_HOW TO COMPLETE THIS TASK_: Copy out every record below exactly as written, but leave out any pictures.

[Component data from apps and pages]
········
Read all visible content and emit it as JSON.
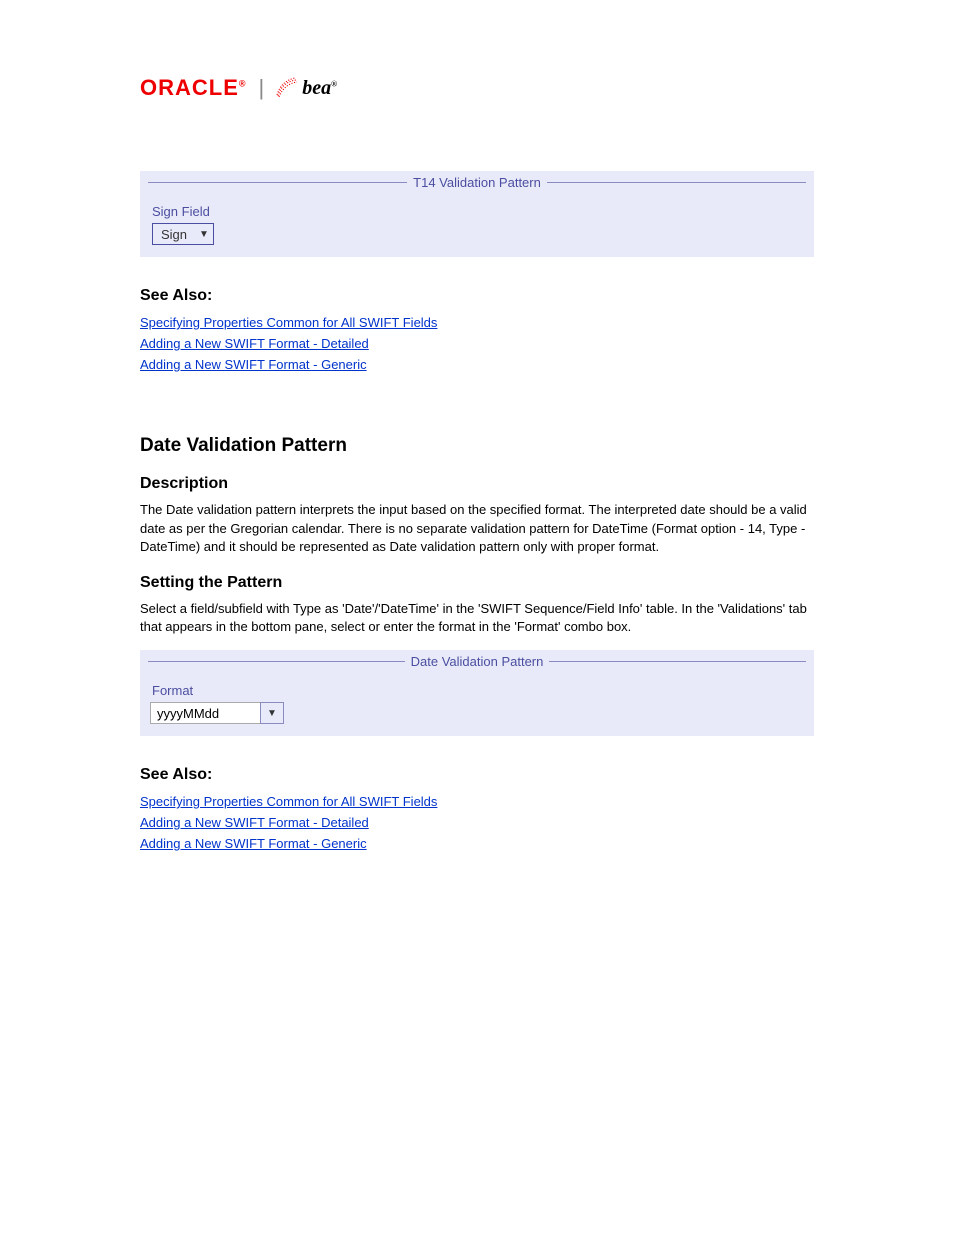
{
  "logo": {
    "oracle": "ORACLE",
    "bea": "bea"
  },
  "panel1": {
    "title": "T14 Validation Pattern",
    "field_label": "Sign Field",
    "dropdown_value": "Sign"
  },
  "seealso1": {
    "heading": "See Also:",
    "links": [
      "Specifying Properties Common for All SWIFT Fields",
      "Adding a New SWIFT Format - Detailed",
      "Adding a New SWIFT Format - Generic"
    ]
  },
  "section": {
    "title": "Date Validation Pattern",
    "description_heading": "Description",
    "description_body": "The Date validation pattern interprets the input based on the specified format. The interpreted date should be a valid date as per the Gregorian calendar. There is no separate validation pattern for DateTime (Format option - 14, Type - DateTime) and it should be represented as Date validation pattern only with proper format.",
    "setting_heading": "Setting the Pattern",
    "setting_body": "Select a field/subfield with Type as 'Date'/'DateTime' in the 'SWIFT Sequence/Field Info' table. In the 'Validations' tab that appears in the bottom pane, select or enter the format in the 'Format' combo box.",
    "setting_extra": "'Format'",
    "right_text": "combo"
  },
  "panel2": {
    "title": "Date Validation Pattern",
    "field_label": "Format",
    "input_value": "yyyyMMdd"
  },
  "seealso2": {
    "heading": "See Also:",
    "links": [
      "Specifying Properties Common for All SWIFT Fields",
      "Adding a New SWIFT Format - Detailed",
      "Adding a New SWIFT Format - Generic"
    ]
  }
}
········
_SOLUTION_:
Read all visible content and emit it as JSON.
{
  "logo": {
    "oracle": "ORACLE",
    "bea": "bea"
  },
  "panel1": {
    "title": "T14 Validation Pattern",
    "field_label": "Sign Field",
    "dropdown_value": "Sign"
  },
  "seealso1": {
    "heading": "See Also:",
    "links": [
      "Specifying Properties Common for All SWIFT Fields",
      "Adding a New SWIFT Format - Detailed",
      "Adding a New SWIFT Format - Generic"
    ]
  },
  "section": {
    "title": "Date Validation Pattern",
    "description_heading": "Description",
    "description_body": "The Date validation pattern interprets the input based on the specified format. The interpreted date should be a valid date as per the Gregorian calendar. There is no separate validation pattern for DateTime (Format option - 14, Type - DateTime) and it should be represented as Date validation pattern only with proper format.",
    "setting_heading": "Setting the Pattern",
    "setting_body": "Select a field/subfield with Type as 'Date'/'DateTime' in the 'SWIFT Sequence/Field Info' table. In the 'Validations' tab that appears in the bottom pane, select or enter the format in the 'Format' combo box.",
    "setting_extra": "'Format'",
    "right_text": "combo"
  },
  "panel2": {
    "title": "Date Validation Pattern",
    "field_label": "Format",
    "input_value": "yyyyMMdd"
  },
  "seealso2": {
    "heading": "See Also:",
    "links": [
      "Specifying Properties Common for All SWIFT Fields",
      "Adding a New SWIFT Format - Detailed",
      "Adding a New SWIFT Format - Generic"
    ]
  }
}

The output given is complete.